### SUPPLIED ENTRIES
◇ ◇ ◇ ◇
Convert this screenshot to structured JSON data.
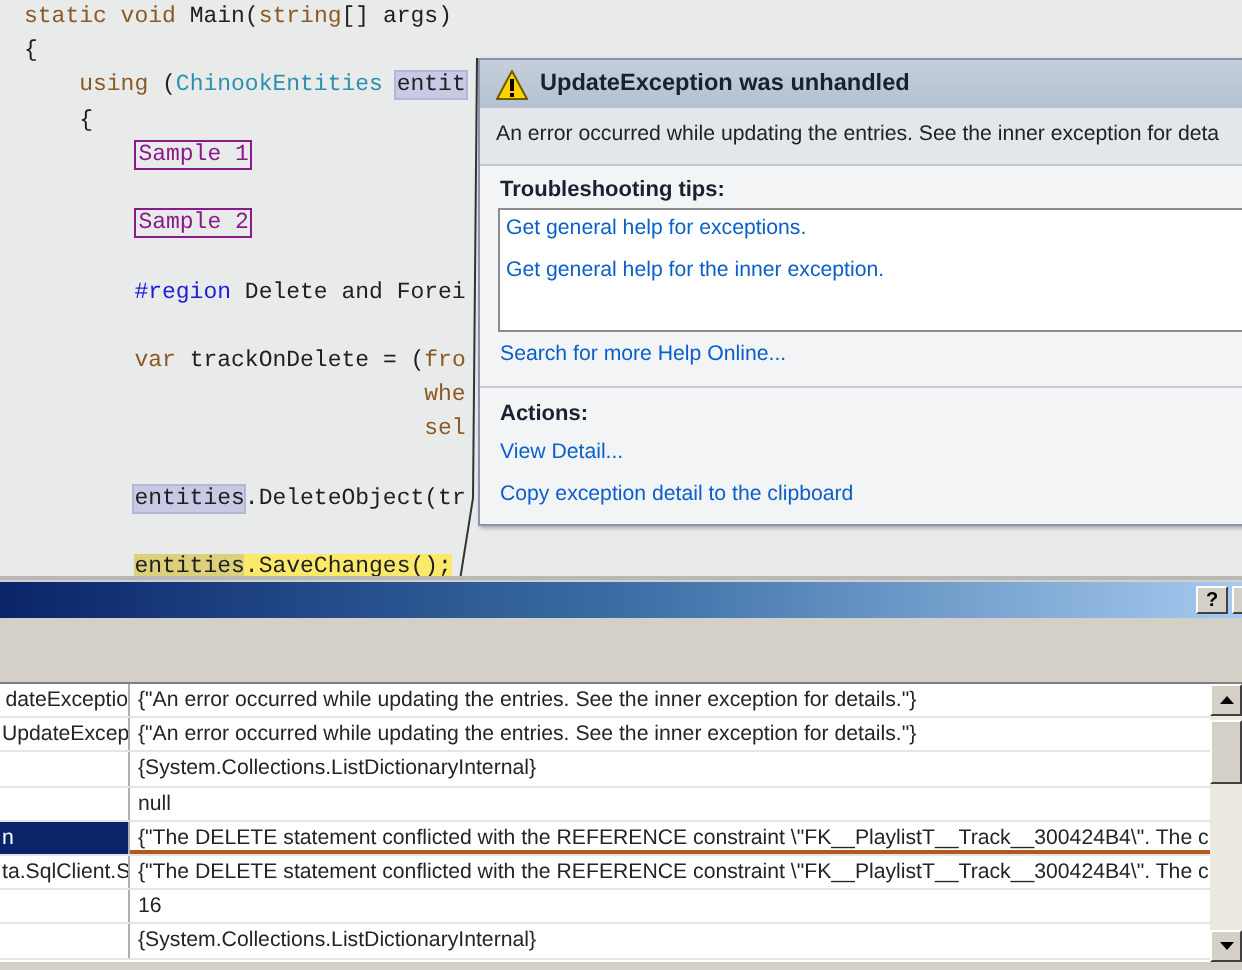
{
  "code_lines": [
    {
      "kind": "top",
      "segments": [
        {
          "text": "static void",
          "kind": "keyword"
        },
        {
          "text": " Main(",
          "kind": "plain"
        },
        {
          "text": "string",
          "kind": "keyword"
        },
        {
          "text": "[] args)",
          "kind": "plain"
        }
      ]
    },
    {
      "kind": "top",
      "segments": [
        {
          "text": "{",
          "kind": "plain"
        }
      ]
    },
    {
      "kind": "block",
      "segments": [
        {
          "text": "using",
          "kind": "keyword"
        },
        {
          "text": " (",
          "kind": "plain"
        },
        {
          "text": "ChinookEntities ",
          "kind": "type"
        },
        {
          "text": "entit",
          "kind": "reference"
        }
      ]
    },
    {
      "kind": "block",
      "segments": [
        {
          "text": "{",
          "kind": "plain"
        }
      ]
    },
    {
      "kind": "body",
      "segments": [
        {
          "text": "Sample 1",
          "kind": "collapsed"
        }
      ]
    },
    {
      "kind": "body"
    },
    {
      "kind": "body",
      "segments": [
        {
          "text": "Sample 2",
          "kind": "collapsed"
        }
      ]
    },
    {
      "kind": "body"
    },
    {
      "kind": "body",
      "segments": [
        {
          "text": "#region",
          "kind": "directive"
        },
        {
          "text": " Delete and Forei",
          "kind": "plain"
        }
      ]
    },
    {
      "kind": "body"
    },
    {
      "kind": "body",
      "segments": [
        {
          "text": "var",
          "kind": "keyword"
        },
        {
          "text": " trackOnDelete = (",
          "kind": "plain"
        },
        {
          "text": "fro",
          "kind": "keyword"
        }
      ]
    },
    {
      "kind": "continuation",
      "segments": [
        {
          "text": "whe",
          "kind": "keyword"
        }
      ]
    },
    {
      "kind": "continuation",
      "segments": [
        {
          "text": "sel",
          "kind": "keyword"
        }
      ]
    },
    {
      "kind": "body"
    },
    {
      "kind": "body",
      "segments": [
        {
          "text": "entities",
          "kind": "reference"
        },
        {
          "text": ".DeleteObject(tr",
          "kind": "plain"
        }
      ]
    },
    {
      "kind": "body"
    },
    {
      "kind": "body",
      "segments": [
        {
          "text": "entities",
          "kind": "current-reference"
        },
        {
          "text": ".SaveChanges();",
          "kind": "current"
        }
      ]
    }
  ],
  "exception_popup": {
    "title": "UpdateException was unhandled",
    "message": "An error occurred while updating the entries. See the inner exception for deta",
    "tips_heading": "Troubleshooting tips:",
    "tips": [
      "Get general help for exceptions.",
      "Get general help for the inner exception."
    ],
    "help_link": "Search for more Help Online...",
    "actions_heading": "Actions:",
    "actions": [
      "View Detail...",
      "Copy exception detail to the clipboard"
    ]
  },
  "details_window": {
    "help_button": "?"
  },
  "grid_rows": [
    {
      "name": "dateExceptio",
      "value": "{\"An error occurred while updating the entries. See the inner exception for details.\"}",
      "selected": false
    },
    {
      "name": "UpdateExcep",
      "value": "{\"An error occurred while updating the entries. See the inner exception for details.\"}",
      "selected": false
    },
    {
      "value": "{System.Collections.ListDictionaryInternal}",
      "selected": false
    },
    {
      "value": "null",
      "selected": false
    },
    {
      "name": "n",
      "value": "{\"The DELETE statement conflicted with the REFERENCE constraint \\\"FK__PlaylistT__Track__300424B4\\\". The c",
      "selected": true
    },
    {
      "name": "ta.SqlClient.S",
      "value": "{\"The DELETE statement conflicted with the REFERENCE constraint \\\"FK__PlaylistT__Track__300424B4\\\". The c",
      "selected": false
    },
    {
      "value": "16",
      "selected": false
    },
    {
      "value": "{System.Collections.ListDictionaryInternal}",
      "selected": false
    }
  ]
}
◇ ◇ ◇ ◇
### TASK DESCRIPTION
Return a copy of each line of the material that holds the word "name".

### RESPONSE
      "name": "dateExceptio",
      "name": "UpdateExcep",
      "name": "n",
      "name": "ta.SqlClient.S",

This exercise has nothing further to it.